Temple's law school is by far the biggest source of first-year associates for large Philadelphia law firms. Under Reinstein's leadership, the law school gradually evolved from a commuter campus to one in which half its applicants now are from out of state, and its litigation program is one of national regard.
Reinstein, 62, also will step down from his post as the university's vice president of international programs.
Hart said two separate searches would be conducted to fill the positions.
"I am most grateful for Dean Reinstein's remarkable service to Temple," Hart said. "Under his leadership, the Beasley School of Law has grown by every measure. In addition, Bob's impact on Temple has been felt globally, through his work in developing and expanding international programs in China, at Temple University Japan, Temple Rome, and around the world."
Anthony J. Sirica, chief judge of the U.S. Court of Appeals for the Third Circuit and chairman of Temple law school's board of visitors, said one of the more notable aspects of Reinstein's career was that he had sustained a high performance over many years.
"It is a high-pressure job," Sirica said, "and it calls on many talents."
Reinstein, as head of international programs, oversaw the university's Tokyo campus during a time of growth. The Tokyo campus now has 3,000 students with majors including liberal arts, business and law.
Nearly 25 percent of Temple's law students study abroad at campuses in Beijing, Tokyo and Rome, the university said.
Reinstein, a graduate of Harvard Law School, began his career at Temple as a professor of law in 1969. In 1982, he joined the university administration, as Temple's chief lawyer.
It was in this role that Reinstein found that he frequently had to sort through legal issues involving Temple's overseas campuses. That in turn convinced him of the need for international exposure for Temple law students.
"I have had a passion for international education because it is a reality . . . that we have to be ahead of the game, and not always catching up," Reinstein said.
Temple said that Reinstein, having served for 19 years, is America's longest-serving law school dean. During his time heading the law school, the endowment rose from $4 million to $57 million, while faculty positions grew from 50 to 60, and applications grew to 4,800, more than twice the number when Reinstein took over.
Reinstein made his announcement yesterday in a speech to the law school faculty.
Besides heading Temple law school, Reinstein also has played a key role in government and politics in the city.
During the 1970s, he was one of a handful of lawyers who successfully sued to desegregate the Philadelphia police and fire departments, the Pennsylvania State Police and Operating Engineers Local 542.
From 1977 through 1980, Reinstein worked at the Department of Justice, where he was head of civil litigation in the civil rights division.

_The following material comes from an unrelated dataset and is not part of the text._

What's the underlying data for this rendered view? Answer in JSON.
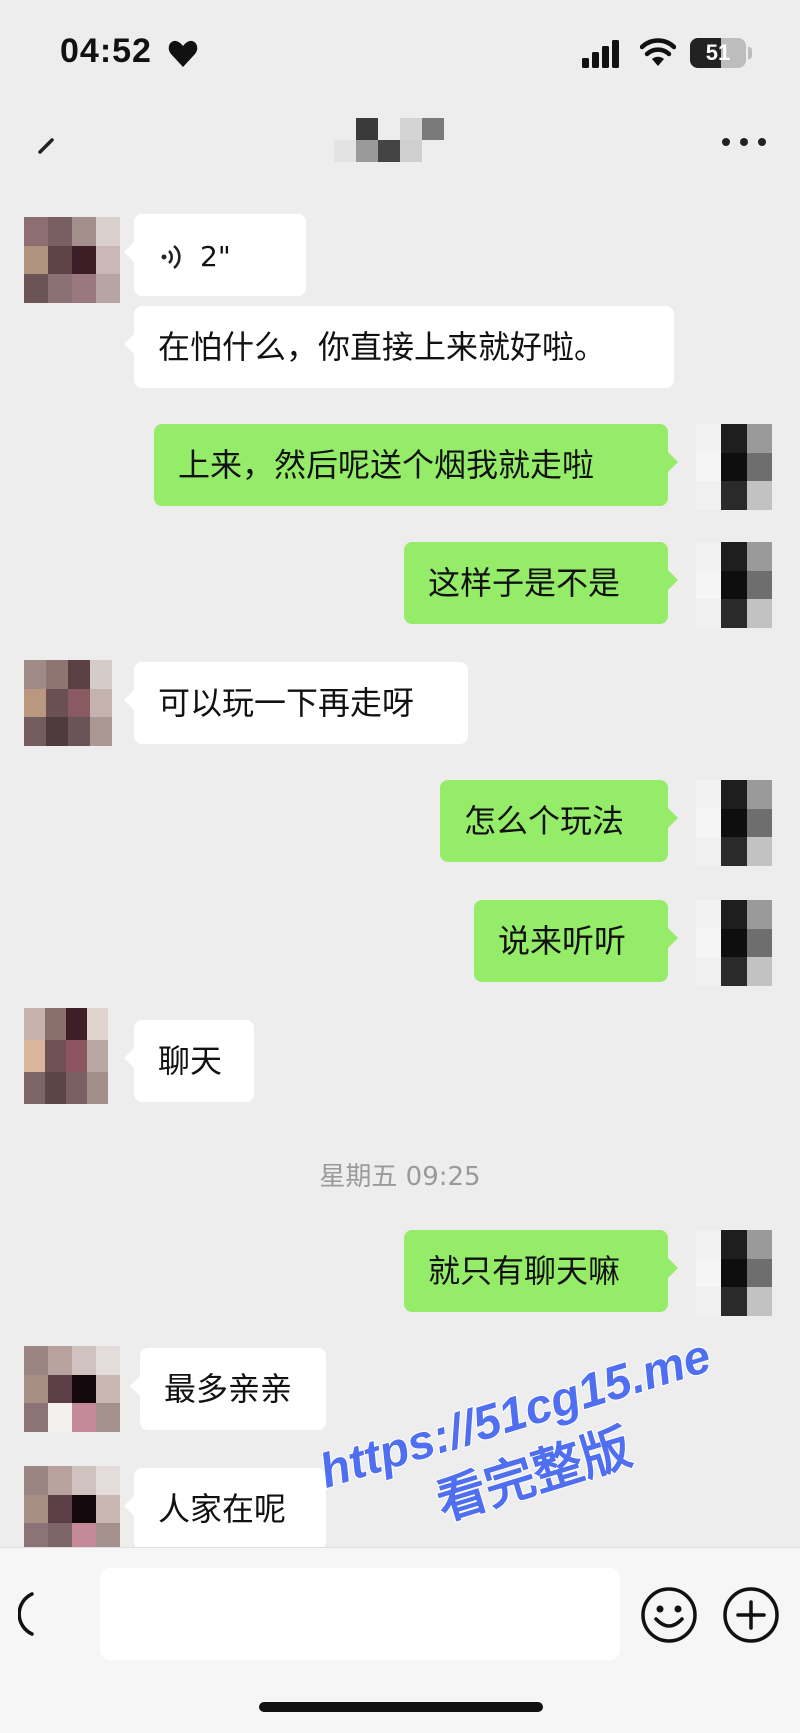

For now though, Reinstein says he is eagerly looking forward to returning to the law school faculty, where he will teach constitutional law. He said his return to teaching was foreshadowed last year when he collaborated on a scholarly article, which he said he found deeply satisfying.
Contact staff writer Chris Mondics at 215-854-5957 or email@example.com.